This study assessed the relationship between self-reported acquired immunodeficiency syndrome (AIDS) behavioral change and human immunodeficiency virus (HIV) serostatus among injection drug users.
The study sample involved 4419 injection drug users recruited from drug abuse treatment and nontreatment settings in 11 cities in North America.
South America, Europe, Asia, and Australia.
The World Health Organization multisite risk behavior questionnaire was used, and either blood or saliva samples for HIV testing were obtained.
Subjects were asked, « Since you first heard about AIDS, haye you done anything to avoid getting AIDS ? » Results.
The protective odds ratio for behavioral change against being infected with HIV was 0.50 (95% confidence interval=0.42,0.59).

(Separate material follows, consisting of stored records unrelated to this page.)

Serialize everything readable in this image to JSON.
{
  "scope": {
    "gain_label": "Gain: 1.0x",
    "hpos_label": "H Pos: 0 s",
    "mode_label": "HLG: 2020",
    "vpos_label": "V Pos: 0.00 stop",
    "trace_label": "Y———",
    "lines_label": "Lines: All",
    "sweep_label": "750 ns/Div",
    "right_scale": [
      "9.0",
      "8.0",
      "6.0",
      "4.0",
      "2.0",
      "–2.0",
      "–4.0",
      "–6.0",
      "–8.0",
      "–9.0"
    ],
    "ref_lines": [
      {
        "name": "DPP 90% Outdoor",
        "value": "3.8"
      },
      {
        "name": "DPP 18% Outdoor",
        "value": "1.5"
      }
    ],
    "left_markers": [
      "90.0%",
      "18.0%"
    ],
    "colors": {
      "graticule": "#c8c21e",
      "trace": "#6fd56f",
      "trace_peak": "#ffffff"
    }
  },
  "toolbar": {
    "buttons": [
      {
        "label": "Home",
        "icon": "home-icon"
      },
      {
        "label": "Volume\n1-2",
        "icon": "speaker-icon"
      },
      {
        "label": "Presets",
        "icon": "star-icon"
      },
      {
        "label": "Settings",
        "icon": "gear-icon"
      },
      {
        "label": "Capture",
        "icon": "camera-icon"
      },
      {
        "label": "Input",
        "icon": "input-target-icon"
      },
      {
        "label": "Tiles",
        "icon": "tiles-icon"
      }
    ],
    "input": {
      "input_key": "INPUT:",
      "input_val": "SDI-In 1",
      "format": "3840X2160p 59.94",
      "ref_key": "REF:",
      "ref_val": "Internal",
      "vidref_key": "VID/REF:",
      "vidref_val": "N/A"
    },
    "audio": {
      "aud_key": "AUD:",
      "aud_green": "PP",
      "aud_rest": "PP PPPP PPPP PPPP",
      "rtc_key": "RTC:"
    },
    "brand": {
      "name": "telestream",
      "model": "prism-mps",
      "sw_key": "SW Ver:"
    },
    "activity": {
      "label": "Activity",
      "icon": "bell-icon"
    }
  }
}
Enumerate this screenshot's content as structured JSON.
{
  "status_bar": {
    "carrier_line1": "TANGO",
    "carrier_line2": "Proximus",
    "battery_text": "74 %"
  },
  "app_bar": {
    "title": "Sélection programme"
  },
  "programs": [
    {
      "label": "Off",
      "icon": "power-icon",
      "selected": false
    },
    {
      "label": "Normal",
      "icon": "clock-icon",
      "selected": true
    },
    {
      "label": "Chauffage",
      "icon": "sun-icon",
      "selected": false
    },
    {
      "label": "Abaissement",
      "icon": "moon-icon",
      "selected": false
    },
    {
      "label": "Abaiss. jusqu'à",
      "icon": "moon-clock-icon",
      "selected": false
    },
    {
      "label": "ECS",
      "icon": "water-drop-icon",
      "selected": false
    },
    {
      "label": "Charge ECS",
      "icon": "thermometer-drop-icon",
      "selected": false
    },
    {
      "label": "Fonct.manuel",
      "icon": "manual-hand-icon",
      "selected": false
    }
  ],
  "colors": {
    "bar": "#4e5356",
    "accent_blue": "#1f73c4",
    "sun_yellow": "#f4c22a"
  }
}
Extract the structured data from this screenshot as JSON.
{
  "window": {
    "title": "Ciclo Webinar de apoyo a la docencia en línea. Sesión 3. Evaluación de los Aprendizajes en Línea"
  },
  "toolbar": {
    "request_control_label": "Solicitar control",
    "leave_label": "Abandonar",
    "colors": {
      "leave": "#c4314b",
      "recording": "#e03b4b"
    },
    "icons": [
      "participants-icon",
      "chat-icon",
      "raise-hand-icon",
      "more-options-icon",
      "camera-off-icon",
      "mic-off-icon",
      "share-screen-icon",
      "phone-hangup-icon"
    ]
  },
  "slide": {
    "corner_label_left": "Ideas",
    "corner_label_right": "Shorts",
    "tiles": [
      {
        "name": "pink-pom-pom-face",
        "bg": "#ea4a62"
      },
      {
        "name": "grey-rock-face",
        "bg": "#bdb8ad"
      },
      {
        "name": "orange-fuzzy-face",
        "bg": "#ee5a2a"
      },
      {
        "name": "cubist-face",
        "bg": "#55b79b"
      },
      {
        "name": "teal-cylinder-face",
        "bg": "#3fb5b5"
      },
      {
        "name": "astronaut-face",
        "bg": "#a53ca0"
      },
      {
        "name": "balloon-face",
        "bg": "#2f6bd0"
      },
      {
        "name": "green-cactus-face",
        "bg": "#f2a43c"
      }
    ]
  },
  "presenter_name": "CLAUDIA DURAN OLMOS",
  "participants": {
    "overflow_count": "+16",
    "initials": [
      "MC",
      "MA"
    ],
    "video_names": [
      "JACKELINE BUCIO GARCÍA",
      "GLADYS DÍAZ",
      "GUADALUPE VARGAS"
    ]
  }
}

While there was important variation across sites, the relationship remained consistent across both demographic and drug use history subgroups.
Injection drug users are capable of modifying their HIV risk behaviors and reporting accurately on behavioral changes.
These behavioral changes are associated with their avoidance of HIV infection.
Mots-clés Pascal : SIDA, Virose, Infection, Toxicomanie, Voie intraveineuse, Epidémiologie, Prise risque, Changement comportement, Autoévaluation, Homme, International, Etude comparative, Immunopathologie, Immunodéficit
Mots-clés Pascal anglais : AIDS, Viral disease, Infection, Drug addiction, Intravenous administration, Epidemiology, Risk taking, Behavior change, Self evaluation, Human, International, Comparative study, Immunopathology, Immune deficiency
Notice produite par :
Inist-CNRS - Institut de l'Information Scientifique et Technique
Cote : 97-0154167
Code Inist : 002B06D01. Création : 21/05/1997.